Magstim and MagVita are chucking those shields—saving doctors thousands of dollars in pointless charges.

What does this mean for patients? Probably that the treatments will be more affordable—more insurers will cover the cheaper Magstim and MagVita devices, and patients who must pay out of pocket will have less sticker shock. And what does this mean for Neurostar and Brainsway? Lots of anxiety, and deep discounts to try to keep up with Magstim and MagVita.

Want to learn more about neurostimulation devices? 
The July/August issue on “Interventional Psychiatry” offers an overview of this fast-changing world and is available as an individual purchase which includes 2 category 1 CME credits.
  • Summary of neurostimulation methods, including: transcranial magnetic stimulation (TMS), magnetic seizure therapy (MST), vagus nerve stimulation (VNS), transcutaneous vagal nerve stimulation (tVNS), transcranial direct current stimulation (tDCS).
  • Expert Q&A on the past and future of TMS with Dr. Mark George of the Brain Stimulation Laboratory at the Medical University of South Carolina.
  • Expert Q&A on what it means to be an "interventional psychiatrist" with Dr. Nolan Williams of Stanford University.
  • Review of the Fisher Wallace and Alpha-Stim devices as treatment options for depression.
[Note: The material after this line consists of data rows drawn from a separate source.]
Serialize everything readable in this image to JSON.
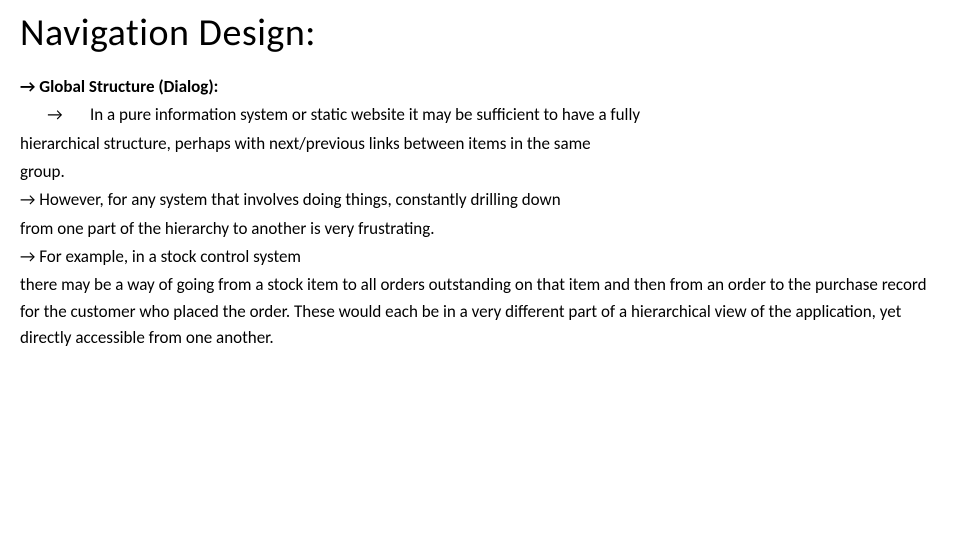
{
  "title": "Navigation Design:",
  "heading": "→ Global Structure (Dialog):",
  "arrow": "→",
  "p1a": "In a pure information system or static website it may be sufficient to have a fully",
  "p1b": "hierarchical structure, perhaps with next/previous links between items in the same",
  "p1c": "group.",
  "p2a": "→ However, for any system that involves doing things, constantly drilling down",
  "p2b": "from one part of the hierarchy to another is very frustrating.",
  "p3a": "→ For example, in a stock control system",
  "p3b": "there may be a way of going from a stock item to all orders outstanding on that item and then from an order to the purchase record for the customer who placed the order. These would each be in a very different part of a hierarchical view of the application, yet directly accessible from one another."
}
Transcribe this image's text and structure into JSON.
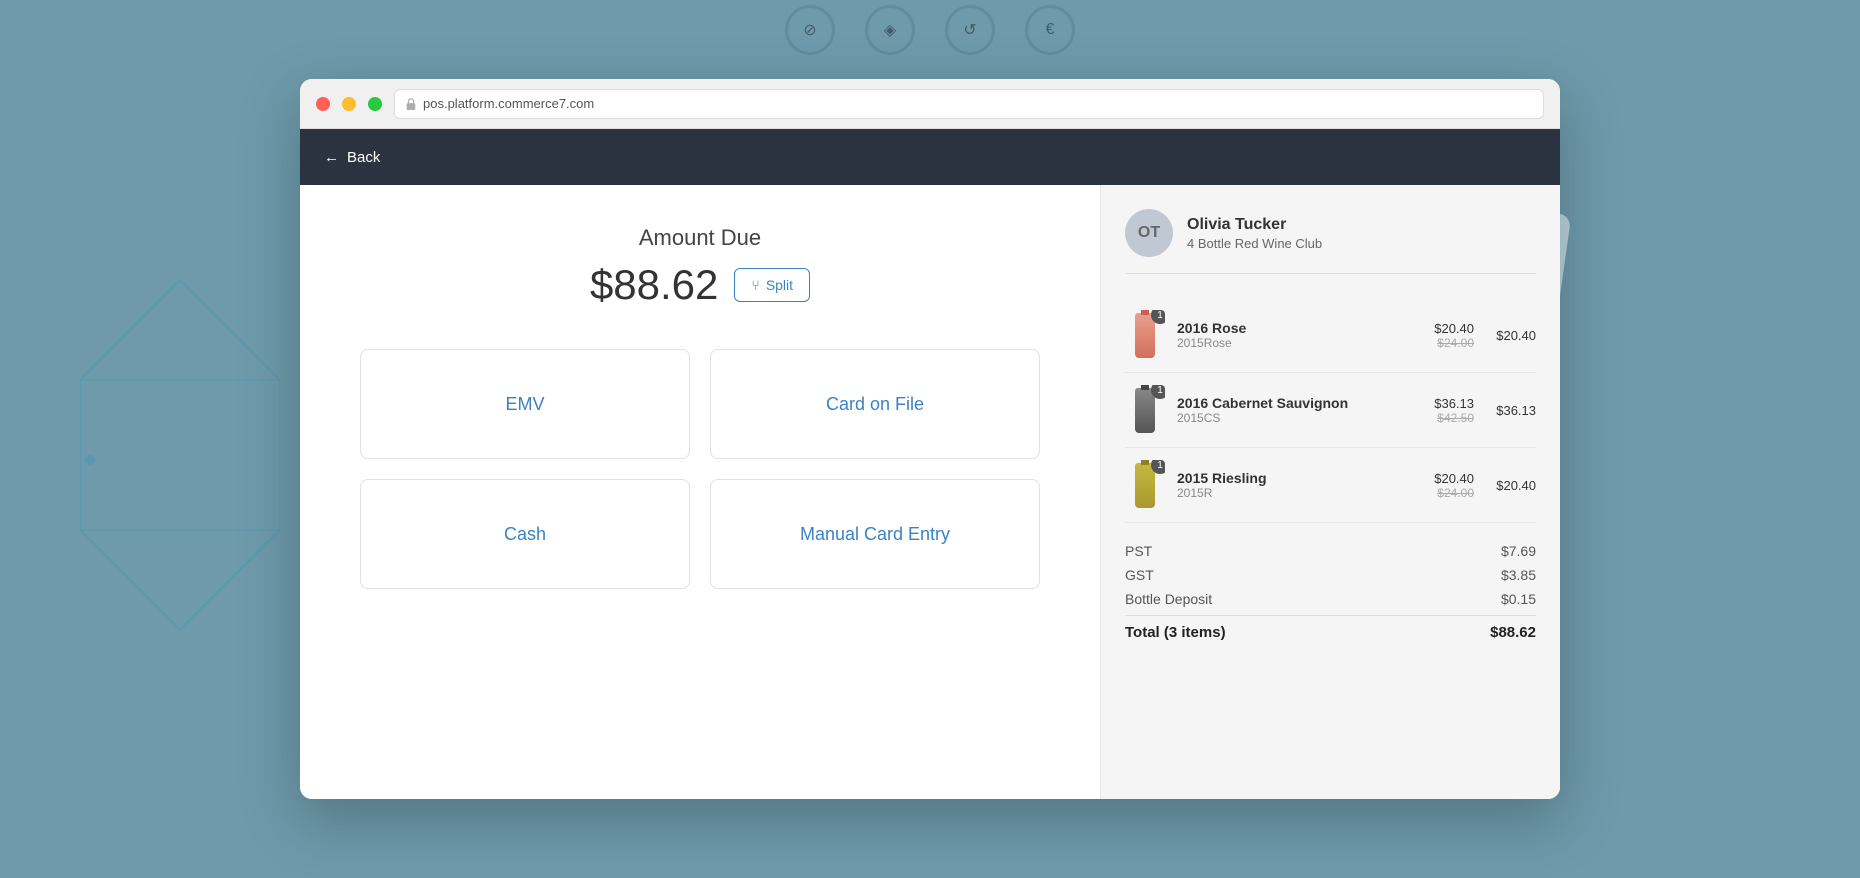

  • A practical guide on which TMS device you should buy (if any) for your practice.